=== Begin Enclosure ===

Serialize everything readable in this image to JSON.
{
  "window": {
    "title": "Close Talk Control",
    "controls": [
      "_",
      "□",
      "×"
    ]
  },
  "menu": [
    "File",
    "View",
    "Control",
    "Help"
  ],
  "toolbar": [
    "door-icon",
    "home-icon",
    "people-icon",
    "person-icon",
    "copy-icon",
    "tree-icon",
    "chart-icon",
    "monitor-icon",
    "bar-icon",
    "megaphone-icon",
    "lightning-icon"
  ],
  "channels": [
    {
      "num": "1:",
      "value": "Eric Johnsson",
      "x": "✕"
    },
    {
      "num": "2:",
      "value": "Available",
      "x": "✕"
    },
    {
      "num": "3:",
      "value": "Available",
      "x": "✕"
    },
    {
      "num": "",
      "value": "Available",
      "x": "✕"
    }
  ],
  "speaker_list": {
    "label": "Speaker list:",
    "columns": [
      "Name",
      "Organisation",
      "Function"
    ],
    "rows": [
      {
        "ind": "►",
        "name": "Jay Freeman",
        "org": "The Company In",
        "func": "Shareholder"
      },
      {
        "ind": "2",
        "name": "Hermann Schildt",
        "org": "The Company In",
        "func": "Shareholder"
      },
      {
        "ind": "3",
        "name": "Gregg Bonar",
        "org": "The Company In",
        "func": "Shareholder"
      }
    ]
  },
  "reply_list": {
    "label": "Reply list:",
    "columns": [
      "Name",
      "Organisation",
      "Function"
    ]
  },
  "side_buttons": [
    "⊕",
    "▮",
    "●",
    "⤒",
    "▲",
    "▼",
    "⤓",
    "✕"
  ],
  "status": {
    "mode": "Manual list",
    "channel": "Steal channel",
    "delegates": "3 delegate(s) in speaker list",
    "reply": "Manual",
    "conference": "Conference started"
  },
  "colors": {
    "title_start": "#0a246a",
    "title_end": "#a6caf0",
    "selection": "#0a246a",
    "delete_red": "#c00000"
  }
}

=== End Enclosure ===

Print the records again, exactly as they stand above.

Serialize everything readable in this image to JSON.
{
  "window": {
    "title": "Close Talk Control",
    "controls": [
      "_",
      "□",
      "×"
    ]
  },
  "menu": [
    "File",
    "View",
    "Control",
    "Help"
  ],
  "toolbar": [
    "door-icon",
    "home-icon",
    "people-icon",
    "person-icon",
    "copy-icon",
    "tree-icon",
    "chart-icon",
    "monitor-icon",
    "bar-icon",
    "megaphone-icon",
    "lightning-icon"
  ],
  "channels": [
    {
      "num": "1:",
      "value": "Eric Johnsson",
      "x": "✕"
    },
    {
      "num": "2:",
      "value": "Available",
      "x": "✕"
    },
    {
      "num": "3:",
      "value": "Available",
      "x": "✕"
    },
    {
      "num": "",
      "value": "Available",
      "x": "✕"
    }
  ],
  "speaker_list": {
    "label": "Speaker list:",
    "columns": [
      "Name",
      "Organisation",
      "Function"
    ],
    "rows": [
      {
        "ind": "►",
        "name": "Jay Freeman",
        "org": "The Company In",
        "func": "Shareholder"
      },
      {
        "ind": "2",
        "name": "Hermann Schildt",
        "org": "The Company In",
        "func": "Shareholder"
      },
      {
        "ind": "3",
        "name": "Gregg Bonar",
        "org": "The Company In",
        "func": "Shareholder"
      }
    ]
  },
  "reply_list": {
    "label": "Reply list:",
    "columns": [
      "Name",
      "Organisation",
      "Function"
    ]
  },
  "side_buttons": [
    "⊕",
    "▮",
    "●",
    "⤒",
    "▲",
    "▼",
    "⤓",
    "✕"
  ],
  "status": {
    "mode": "Manual list",
    "channel": "Steal channel",
    "delegates": "3 delegate(s) in speaker list",
    "reply": "Manual",
    "conference": "Conference started"
  },
  "colors": {
    "title_start": "#0a246a",
    "title_end": "#a6caf0",
    "selection": "#0a246a",
    "delete_red": "#c00000"
  }
}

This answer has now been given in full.